The ADAC, or Allgmeiner Deutscher Automobil-Club e.V., is the largest automobile club in Europe. Founded in 1903, it provides member motorists with essentially the same services that AAA does in the U.S. But quite unlike AAA, the ADAC supports motorsports activities in Germany. The organization adheres to FIA rules, which are administered by the Deutscher Motor Sport Bund e.V., or DMSB.

In 1993, the ADAC created a grand-touring sports-car series called the ADAC GT Cup. Boris Said competed in the 1993 season, driving a Callaway Supernatural C4 coupe. Said didn’t win the championship, but his daring driving style and colorful personality made him a hit with German racing fans.

The GT Cup ended in 1997 because of dwindling interest, but 10 years later, the ADAC GT Masters series was introduced. Mirroring the FIA GT3 championship format, it combines professional and amateur drivers in one racing entry. Only cars approved by the FIA are allowed to compete.

Each year 16 one-hour races are held over eight weekends. To help keep expenses down, all but four of the events are held in Germany. Each team is required to field two cars, and the grids are typically filled with 35-40 competitors.

Each race follows the same format: two free practice sessions and one 50-minute qualifying session per driver, with eight timed laps and two one-hour races. Stop-and-go penalties are administered for overly aggressive driving and pit-stop infractions. Mandatory pit stops take place for driver changes and tire-pressure adjustments, and cars must spend a minimum of 70 seconds on each stop.

In 2012, 12 manufacturers participated in the ADAC GT Masters series, yielding a wide variety of entries. We’ve provided a short summary of most of these cars in the accompanying photo captions.

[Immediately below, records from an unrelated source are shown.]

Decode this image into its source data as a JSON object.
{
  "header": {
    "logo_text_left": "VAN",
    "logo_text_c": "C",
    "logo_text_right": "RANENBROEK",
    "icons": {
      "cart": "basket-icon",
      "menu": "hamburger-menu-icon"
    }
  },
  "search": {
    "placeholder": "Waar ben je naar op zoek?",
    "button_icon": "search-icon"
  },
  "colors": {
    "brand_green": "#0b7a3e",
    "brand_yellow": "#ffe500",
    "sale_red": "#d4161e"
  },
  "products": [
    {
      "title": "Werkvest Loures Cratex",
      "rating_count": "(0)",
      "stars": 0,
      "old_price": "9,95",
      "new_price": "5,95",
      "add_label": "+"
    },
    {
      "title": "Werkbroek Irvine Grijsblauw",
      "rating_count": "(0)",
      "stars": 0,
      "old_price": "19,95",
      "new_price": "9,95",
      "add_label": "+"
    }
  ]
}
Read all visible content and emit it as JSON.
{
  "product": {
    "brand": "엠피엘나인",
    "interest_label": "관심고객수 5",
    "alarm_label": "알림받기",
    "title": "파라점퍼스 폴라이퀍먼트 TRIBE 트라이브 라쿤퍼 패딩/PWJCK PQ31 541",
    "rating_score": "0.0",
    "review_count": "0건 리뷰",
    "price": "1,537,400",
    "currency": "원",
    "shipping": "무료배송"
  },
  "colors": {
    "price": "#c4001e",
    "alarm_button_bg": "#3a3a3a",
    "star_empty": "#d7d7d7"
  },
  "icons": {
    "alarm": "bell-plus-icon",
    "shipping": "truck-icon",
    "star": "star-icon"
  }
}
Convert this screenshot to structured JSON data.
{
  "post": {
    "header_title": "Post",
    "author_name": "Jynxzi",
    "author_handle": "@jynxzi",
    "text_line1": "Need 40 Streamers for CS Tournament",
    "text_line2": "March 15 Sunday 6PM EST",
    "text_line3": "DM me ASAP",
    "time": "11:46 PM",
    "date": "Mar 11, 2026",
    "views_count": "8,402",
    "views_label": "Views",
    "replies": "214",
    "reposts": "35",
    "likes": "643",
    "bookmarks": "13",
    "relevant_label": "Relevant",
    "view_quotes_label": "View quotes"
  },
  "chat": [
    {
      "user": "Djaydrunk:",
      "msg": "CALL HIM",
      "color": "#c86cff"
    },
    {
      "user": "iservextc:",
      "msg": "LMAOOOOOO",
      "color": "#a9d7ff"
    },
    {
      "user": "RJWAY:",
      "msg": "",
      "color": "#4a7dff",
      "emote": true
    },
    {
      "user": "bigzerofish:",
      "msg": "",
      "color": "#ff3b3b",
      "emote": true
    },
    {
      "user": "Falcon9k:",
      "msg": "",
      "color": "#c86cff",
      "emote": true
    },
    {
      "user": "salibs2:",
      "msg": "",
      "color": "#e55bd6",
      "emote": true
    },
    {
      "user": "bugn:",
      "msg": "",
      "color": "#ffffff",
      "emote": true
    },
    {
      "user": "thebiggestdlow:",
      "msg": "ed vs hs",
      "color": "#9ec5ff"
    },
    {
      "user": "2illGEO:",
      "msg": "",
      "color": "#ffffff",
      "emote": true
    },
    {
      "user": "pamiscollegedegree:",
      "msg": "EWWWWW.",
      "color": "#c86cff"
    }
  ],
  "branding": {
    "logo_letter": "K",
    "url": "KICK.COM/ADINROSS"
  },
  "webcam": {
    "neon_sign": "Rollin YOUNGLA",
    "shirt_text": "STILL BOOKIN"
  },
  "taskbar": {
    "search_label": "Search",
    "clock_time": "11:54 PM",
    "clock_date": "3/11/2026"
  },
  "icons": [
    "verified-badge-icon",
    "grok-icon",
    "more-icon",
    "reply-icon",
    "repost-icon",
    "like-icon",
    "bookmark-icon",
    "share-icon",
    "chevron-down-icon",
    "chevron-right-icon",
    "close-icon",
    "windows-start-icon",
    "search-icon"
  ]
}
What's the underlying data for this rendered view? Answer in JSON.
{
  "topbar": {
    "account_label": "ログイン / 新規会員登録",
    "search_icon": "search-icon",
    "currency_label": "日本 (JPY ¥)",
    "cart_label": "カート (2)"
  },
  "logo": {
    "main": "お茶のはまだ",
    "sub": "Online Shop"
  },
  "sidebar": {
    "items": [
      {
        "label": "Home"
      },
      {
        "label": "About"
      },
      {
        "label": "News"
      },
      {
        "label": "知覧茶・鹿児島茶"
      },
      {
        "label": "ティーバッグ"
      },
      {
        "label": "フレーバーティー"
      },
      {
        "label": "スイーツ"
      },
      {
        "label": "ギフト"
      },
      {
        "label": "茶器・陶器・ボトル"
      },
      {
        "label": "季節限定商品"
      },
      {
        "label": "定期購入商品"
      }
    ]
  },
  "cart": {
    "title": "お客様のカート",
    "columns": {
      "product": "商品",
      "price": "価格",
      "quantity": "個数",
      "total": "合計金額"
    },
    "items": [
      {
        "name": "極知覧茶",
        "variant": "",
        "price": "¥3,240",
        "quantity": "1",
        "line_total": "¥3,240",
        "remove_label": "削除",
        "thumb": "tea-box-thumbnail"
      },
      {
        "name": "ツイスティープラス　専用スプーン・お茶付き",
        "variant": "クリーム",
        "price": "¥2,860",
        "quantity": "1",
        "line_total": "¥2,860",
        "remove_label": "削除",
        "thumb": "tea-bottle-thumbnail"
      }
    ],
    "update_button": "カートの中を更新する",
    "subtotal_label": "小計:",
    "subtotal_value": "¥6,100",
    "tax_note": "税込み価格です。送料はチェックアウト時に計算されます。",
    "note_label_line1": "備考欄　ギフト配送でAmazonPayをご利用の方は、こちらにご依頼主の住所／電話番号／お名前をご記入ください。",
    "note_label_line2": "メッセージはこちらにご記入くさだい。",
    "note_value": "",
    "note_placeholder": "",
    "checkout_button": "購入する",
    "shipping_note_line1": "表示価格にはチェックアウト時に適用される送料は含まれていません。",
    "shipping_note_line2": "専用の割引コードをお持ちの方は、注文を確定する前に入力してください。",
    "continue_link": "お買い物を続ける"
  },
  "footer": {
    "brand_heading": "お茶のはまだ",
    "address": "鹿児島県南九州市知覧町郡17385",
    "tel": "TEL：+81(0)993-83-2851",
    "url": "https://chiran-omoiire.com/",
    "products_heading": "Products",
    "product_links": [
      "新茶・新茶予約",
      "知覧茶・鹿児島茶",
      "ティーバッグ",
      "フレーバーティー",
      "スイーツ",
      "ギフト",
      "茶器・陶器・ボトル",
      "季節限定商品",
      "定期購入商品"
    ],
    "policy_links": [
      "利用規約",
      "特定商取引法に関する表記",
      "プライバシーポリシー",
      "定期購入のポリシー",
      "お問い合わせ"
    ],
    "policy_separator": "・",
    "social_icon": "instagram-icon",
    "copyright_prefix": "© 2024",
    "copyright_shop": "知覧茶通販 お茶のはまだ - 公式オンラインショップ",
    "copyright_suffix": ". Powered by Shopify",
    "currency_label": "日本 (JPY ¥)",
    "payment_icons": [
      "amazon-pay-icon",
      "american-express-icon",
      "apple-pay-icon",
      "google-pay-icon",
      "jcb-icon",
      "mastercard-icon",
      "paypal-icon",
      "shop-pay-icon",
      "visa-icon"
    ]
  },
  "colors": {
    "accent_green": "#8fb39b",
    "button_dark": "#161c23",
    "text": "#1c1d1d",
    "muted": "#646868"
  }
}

Callaway Competition has been involved with the ADAC GT Masters since 2007, and captured the Team Championship honors in 2008. Last year the team entered four Corvettes, three of which were totally revised for 2012.

Modifications included relocating the clutch and flywheel to the front of the transmission, which enabled the team to move the engine down and back 1.5 inches for better weight distribution. A new open driveshaft was then installed in place of the troublesome torque tube. Moving the powerplant aft also provided extra room in the engine compartment, allowing the team to install the radiator upright for superior cooling. New ductwork around the radiator vented air through two large openings in the hood.

The LS7 engine, meanwhile, was discarded for a non-supercharged LS9 built by APP Racing Engines. The LS9 puts out similar power when equipped with the FIA-mandated restrictor, but its smaller displacement allowed for a reduction in the mandatory minimum weight of the car.

Finally, electric power steering improved the performance and consistency of these now 5-year-old race cars.

The one change that proved troublesome was a new ECM wiring system. The No. 28 Corvette had three non-finishes due to problems with the setup, which probably cost it the championship. In spite of this handicap, the car, driven by Diego Alessi and Daniel Keilwitz, was one of the fastest in the field. The pair came to the final race in Hockenheim with a slight lead in the championship, needing to finish Second or better to win.

With only a few minutes remaining, Alessi was in second place when a Porsche drove into him at a corner. The officials blamed Alessi for the collision and gave him a 30- second penalty. This effectively ended the team’s chance of winning the championship. They finished Second in both the Team and Driver Championships, behind the winning SLS Mercedes.

The ADAC GT Masters offers fans an unrivaled opportunity to watch the world’s top sports cars compete against one another. It’s exciting to see this private Corvette team running consistently near the top of the heap.